October is over halfway through and I’ve just finished my third Agatha Christie book of the month. I was hoping to be a bit further ahead at this point but the last couple of weeks haven’t been good for reading. I’m on holiday now and I’m planning on getting as much done as possible. Even if I don’t get any other Christie books read before Halloween (even though I definitely will have to read And Then There Were None for my book club), I have achieved the one thing I wanted. I’ve reread Death on the Nile before Kenny B brings his film out. You can see why it was the second in this latest series of adaptations. It’s one of the first murder mysteries that most people think of when they think of the Queen of Crime. You can definitely see why. As murders go, this is pretty memorable.

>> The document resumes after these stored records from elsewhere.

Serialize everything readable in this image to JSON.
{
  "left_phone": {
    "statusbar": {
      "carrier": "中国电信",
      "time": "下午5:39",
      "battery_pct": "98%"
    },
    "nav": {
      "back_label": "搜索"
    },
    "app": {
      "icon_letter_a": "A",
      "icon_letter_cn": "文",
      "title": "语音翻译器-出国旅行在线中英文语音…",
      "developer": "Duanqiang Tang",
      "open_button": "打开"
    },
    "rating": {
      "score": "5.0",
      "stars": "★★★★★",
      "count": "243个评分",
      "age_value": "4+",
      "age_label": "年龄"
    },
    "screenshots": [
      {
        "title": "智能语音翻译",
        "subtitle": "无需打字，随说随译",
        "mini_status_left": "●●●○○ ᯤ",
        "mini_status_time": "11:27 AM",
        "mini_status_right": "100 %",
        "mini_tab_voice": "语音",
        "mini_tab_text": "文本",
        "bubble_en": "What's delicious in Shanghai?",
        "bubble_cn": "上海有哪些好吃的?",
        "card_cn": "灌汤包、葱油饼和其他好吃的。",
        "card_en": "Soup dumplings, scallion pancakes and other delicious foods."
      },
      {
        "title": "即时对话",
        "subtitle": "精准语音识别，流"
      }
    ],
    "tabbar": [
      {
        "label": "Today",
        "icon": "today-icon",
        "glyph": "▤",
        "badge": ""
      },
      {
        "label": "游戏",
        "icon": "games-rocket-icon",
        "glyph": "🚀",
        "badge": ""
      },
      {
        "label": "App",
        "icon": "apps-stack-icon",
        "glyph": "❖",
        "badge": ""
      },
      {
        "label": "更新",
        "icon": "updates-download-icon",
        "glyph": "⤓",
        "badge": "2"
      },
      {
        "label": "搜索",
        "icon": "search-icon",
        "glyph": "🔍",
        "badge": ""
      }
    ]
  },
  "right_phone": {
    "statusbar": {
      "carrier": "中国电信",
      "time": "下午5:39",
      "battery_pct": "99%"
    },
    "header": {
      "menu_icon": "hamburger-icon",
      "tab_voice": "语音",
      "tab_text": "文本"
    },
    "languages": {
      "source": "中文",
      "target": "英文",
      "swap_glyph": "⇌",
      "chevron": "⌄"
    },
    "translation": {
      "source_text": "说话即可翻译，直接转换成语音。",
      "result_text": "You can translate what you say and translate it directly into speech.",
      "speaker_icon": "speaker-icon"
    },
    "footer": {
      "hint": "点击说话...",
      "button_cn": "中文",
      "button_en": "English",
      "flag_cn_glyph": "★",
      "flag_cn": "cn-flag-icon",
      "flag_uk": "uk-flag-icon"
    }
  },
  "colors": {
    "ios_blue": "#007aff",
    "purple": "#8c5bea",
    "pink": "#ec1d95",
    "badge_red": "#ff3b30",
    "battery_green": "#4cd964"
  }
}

Like most book people, Autumn is my favourite time of year. Knitwear weather is starting but we’re still not in the potentially icy period. The leaves are starting to change, the nights are getting darker and socially acceptable to stay inside all the time. It is also the perfect time to read a whole bunch of Agatha Christie. I know people like to use the term “cosy crime” as a pejorative but it’s nothing of the sort. It is, however, cosy. There’s nothing I love more than settling down with a cup of tea and a murder mystery. I have several books that I want to get through this year but I decided to start with this one. Some may think it’s the wrong time of year for a crime thriller set in a Summer holiday resort but why not?